**ACTIVITY**
Copy all lines below containing "Table".

**INPUT DATA**
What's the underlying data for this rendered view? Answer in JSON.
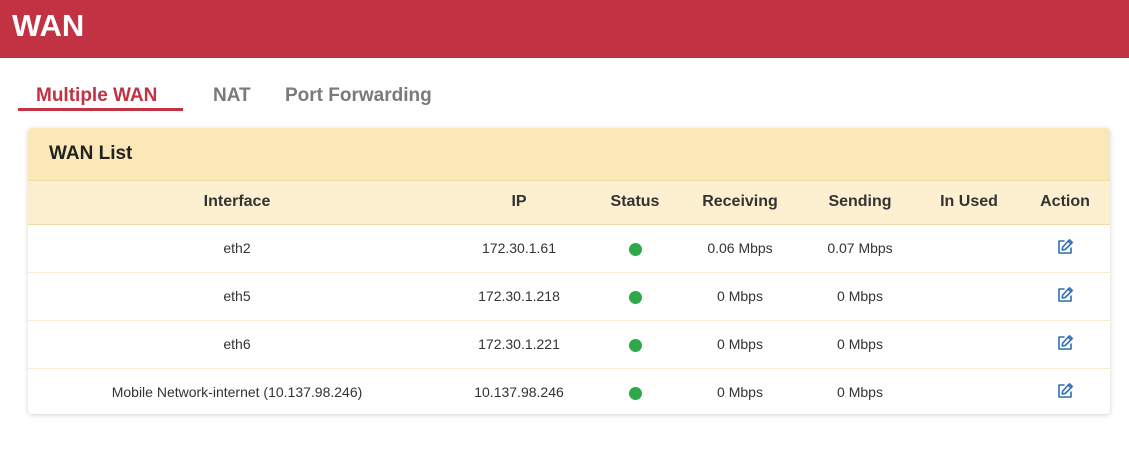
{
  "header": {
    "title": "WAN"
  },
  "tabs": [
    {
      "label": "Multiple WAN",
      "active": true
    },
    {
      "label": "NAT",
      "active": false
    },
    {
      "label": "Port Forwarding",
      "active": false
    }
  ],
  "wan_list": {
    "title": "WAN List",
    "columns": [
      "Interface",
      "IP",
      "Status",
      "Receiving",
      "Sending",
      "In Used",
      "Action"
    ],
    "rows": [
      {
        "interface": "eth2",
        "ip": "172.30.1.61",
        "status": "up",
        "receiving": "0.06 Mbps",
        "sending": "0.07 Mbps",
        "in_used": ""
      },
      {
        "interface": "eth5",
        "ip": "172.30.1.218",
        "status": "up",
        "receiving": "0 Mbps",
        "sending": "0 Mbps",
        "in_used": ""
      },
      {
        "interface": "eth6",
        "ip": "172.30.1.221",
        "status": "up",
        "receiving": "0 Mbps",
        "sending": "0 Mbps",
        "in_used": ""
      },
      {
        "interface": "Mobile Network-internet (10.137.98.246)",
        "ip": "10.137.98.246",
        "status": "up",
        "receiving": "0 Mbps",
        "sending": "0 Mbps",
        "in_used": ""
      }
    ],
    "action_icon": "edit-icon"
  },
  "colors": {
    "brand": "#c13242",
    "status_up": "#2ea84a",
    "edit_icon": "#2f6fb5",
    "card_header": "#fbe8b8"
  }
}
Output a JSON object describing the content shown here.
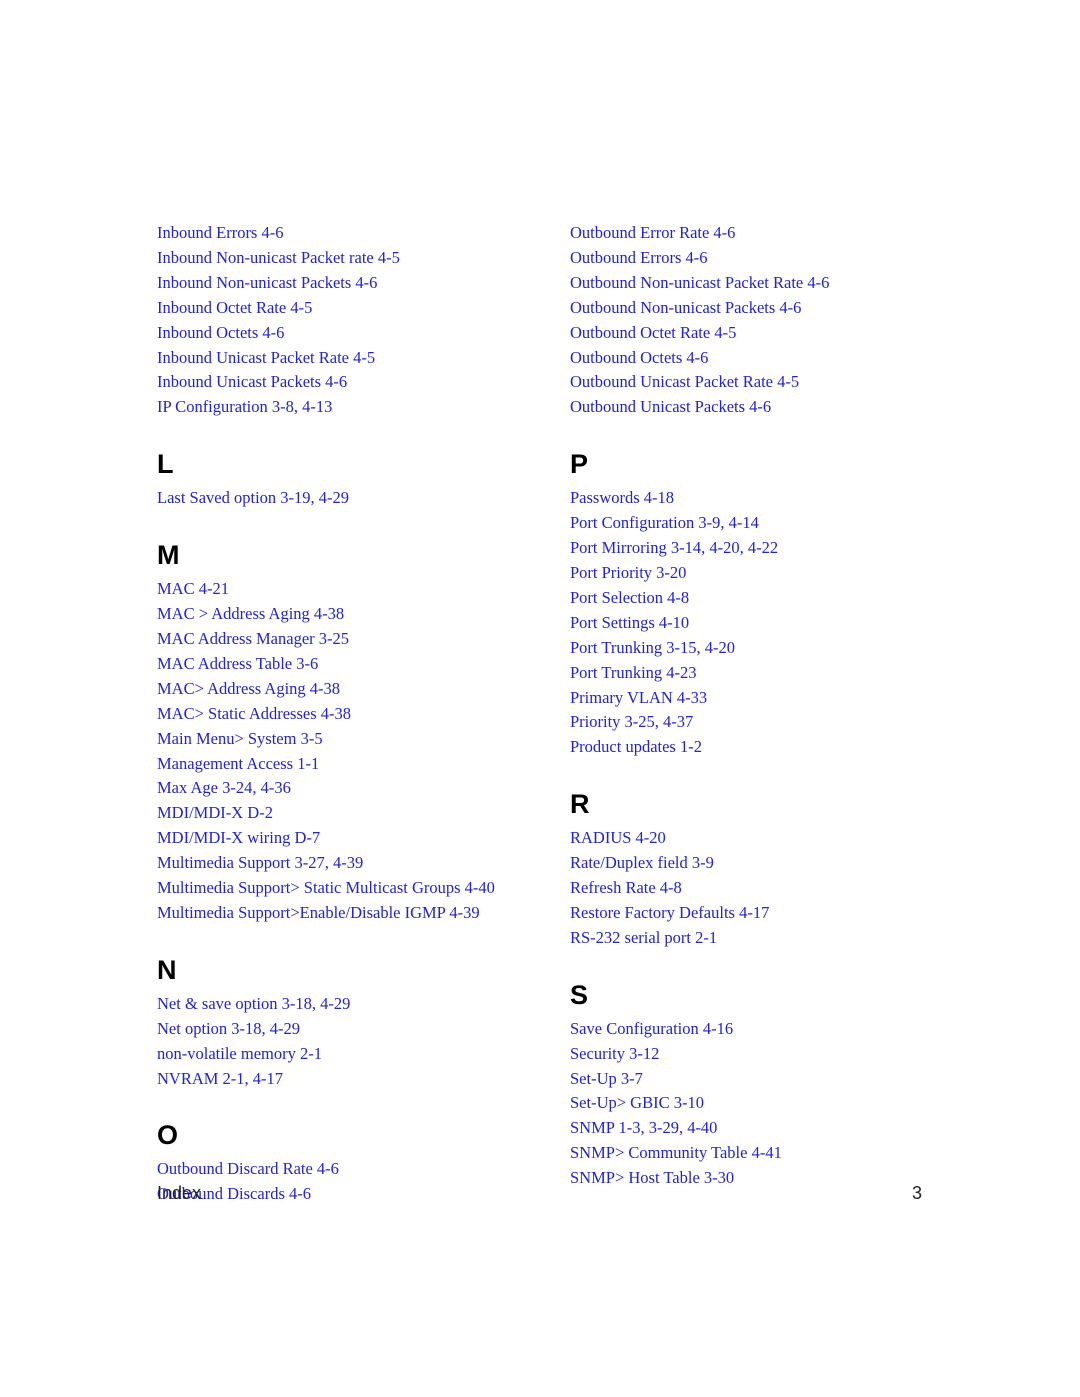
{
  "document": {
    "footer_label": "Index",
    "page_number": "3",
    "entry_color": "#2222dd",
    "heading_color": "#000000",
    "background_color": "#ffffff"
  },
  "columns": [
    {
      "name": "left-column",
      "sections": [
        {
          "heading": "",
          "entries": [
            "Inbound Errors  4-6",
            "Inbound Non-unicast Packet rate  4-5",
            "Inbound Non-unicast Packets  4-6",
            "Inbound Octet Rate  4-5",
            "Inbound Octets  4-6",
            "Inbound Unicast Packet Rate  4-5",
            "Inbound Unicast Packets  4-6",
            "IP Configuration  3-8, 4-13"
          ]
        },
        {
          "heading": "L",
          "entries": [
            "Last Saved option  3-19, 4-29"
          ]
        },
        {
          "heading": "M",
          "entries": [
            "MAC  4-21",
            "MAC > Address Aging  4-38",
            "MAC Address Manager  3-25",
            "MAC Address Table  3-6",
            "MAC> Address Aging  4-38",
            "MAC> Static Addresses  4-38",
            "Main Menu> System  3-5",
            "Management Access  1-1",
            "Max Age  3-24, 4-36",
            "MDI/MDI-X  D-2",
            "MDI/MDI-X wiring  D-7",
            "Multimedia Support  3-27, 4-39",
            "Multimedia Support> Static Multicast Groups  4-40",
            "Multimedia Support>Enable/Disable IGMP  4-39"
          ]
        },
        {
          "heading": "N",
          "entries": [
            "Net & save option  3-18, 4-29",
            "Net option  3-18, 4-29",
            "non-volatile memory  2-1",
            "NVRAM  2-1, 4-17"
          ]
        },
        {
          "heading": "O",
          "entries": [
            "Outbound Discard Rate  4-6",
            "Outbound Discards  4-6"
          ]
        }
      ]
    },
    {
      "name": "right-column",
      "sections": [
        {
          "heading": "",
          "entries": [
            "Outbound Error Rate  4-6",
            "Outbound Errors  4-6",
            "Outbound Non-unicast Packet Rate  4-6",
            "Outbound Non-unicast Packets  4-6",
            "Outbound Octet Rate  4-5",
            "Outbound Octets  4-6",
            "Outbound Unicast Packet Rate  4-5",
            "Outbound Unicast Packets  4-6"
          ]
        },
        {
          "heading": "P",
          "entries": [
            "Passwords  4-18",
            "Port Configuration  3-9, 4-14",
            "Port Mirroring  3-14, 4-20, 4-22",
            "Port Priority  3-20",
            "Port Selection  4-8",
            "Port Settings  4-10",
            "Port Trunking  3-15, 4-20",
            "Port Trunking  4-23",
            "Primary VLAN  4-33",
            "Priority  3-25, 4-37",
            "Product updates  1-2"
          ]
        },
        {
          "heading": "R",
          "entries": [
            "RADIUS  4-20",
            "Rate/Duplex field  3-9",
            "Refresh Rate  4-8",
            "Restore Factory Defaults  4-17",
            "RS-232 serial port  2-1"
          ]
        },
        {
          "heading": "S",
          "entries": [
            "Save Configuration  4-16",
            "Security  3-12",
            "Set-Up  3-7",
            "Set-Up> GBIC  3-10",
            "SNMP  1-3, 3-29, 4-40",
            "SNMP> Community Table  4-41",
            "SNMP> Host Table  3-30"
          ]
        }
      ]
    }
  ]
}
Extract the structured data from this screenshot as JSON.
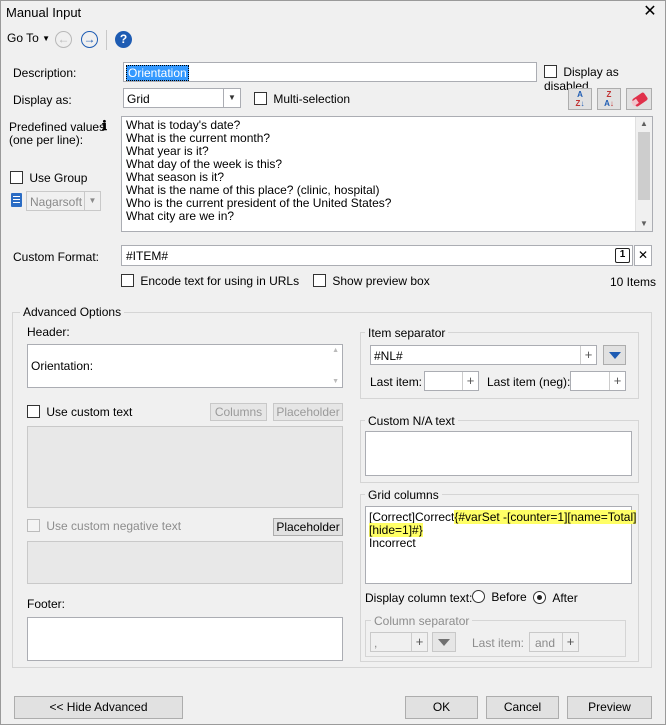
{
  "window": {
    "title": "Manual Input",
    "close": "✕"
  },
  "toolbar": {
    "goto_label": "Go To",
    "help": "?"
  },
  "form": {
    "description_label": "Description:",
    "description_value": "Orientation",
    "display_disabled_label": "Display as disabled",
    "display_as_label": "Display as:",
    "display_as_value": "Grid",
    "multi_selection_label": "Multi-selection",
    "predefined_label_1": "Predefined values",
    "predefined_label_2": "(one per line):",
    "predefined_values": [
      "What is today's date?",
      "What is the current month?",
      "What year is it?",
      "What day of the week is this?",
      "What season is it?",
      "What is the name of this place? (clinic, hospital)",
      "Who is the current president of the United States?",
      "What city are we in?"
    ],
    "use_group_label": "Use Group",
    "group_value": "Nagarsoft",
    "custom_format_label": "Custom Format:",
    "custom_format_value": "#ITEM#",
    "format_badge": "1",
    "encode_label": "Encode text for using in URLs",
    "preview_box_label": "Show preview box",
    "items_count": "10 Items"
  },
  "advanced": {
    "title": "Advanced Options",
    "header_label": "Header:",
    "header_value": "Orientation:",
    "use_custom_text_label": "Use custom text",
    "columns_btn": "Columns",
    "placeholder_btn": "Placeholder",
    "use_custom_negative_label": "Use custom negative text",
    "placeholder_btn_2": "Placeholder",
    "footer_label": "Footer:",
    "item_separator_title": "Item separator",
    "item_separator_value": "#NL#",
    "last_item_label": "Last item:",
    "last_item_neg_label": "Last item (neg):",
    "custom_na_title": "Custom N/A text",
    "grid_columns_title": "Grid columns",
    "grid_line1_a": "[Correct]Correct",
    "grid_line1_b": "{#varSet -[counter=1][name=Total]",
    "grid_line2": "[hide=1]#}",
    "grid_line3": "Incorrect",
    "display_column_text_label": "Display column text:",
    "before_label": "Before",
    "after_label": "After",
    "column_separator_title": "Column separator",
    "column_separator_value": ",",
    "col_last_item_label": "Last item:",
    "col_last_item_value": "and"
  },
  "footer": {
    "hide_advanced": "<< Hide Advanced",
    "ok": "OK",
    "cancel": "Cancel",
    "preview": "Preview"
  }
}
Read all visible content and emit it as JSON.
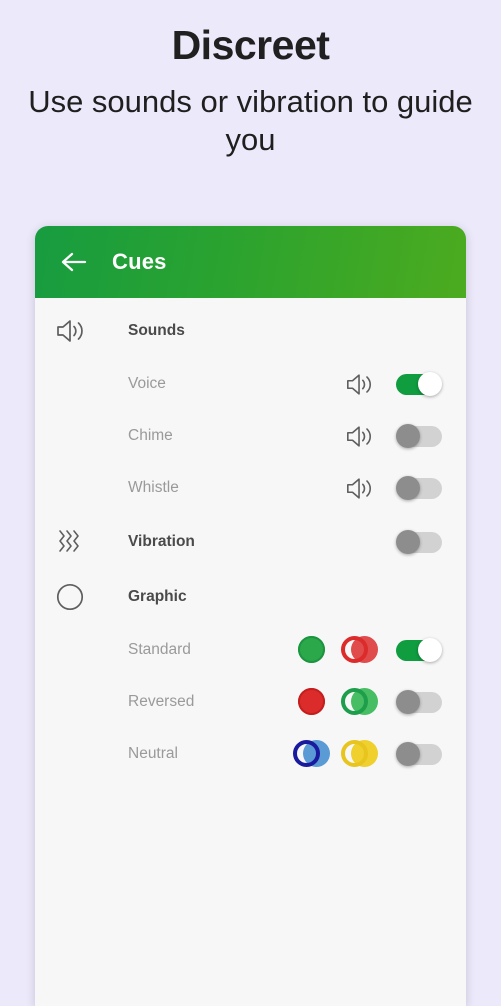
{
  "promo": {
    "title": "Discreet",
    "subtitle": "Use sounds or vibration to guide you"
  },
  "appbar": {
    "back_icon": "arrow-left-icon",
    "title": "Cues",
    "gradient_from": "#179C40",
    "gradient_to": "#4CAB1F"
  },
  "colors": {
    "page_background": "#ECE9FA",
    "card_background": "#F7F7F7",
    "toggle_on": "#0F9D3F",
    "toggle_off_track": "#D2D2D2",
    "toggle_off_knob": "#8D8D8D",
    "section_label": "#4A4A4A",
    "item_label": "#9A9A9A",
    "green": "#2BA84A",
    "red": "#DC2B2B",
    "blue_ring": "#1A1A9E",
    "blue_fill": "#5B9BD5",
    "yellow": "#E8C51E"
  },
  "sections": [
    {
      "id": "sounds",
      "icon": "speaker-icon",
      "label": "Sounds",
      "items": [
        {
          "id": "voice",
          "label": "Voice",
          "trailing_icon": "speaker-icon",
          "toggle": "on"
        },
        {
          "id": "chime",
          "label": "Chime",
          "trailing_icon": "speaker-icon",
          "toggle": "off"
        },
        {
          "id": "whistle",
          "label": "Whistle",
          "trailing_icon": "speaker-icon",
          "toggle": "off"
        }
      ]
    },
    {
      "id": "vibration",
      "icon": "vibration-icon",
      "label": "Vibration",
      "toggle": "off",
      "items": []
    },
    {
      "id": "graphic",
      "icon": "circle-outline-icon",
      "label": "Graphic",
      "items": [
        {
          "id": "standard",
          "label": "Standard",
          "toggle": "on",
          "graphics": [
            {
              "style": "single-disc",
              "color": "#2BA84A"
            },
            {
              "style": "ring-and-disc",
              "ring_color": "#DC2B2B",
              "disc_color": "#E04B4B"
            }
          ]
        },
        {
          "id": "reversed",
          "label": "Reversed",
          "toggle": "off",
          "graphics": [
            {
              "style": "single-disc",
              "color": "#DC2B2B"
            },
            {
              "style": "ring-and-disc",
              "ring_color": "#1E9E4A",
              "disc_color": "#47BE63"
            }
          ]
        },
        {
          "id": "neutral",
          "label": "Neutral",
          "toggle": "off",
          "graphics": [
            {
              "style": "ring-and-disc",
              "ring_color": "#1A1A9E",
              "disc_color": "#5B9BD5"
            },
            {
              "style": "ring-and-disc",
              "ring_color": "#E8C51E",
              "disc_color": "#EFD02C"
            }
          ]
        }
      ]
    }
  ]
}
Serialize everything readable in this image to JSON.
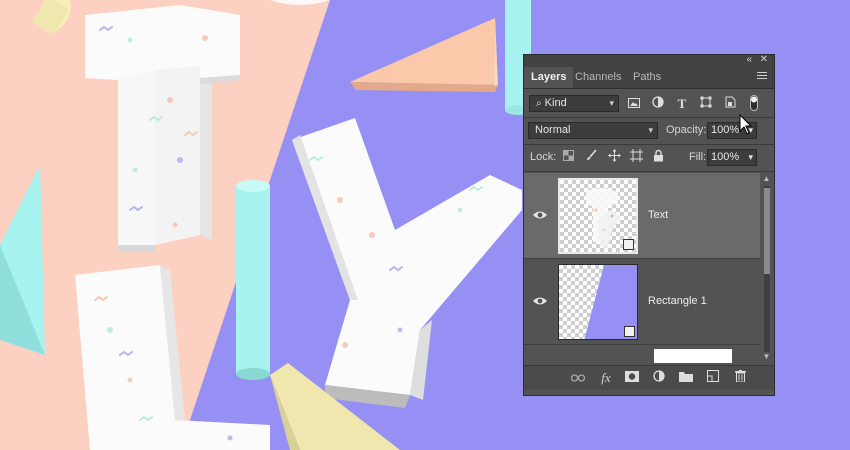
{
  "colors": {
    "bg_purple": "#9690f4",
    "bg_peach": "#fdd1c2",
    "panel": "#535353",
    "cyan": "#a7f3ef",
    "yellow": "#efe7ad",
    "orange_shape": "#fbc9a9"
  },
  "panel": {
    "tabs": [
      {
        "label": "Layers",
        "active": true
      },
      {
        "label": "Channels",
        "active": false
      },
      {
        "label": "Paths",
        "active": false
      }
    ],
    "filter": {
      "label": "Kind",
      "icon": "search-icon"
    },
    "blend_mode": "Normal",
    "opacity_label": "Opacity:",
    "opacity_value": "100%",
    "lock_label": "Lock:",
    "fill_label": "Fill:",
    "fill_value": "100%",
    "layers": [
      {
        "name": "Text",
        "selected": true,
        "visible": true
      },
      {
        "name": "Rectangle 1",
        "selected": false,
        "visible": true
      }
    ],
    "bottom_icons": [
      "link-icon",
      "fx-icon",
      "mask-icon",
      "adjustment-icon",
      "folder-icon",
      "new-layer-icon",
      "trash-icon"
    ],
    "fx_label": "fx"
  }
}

**WRITTEN RESPONSE**
            "MAC Address Table  3-6",
            "SNMP> Community Table  4-41",
            "SNMP> Host Table  3-30"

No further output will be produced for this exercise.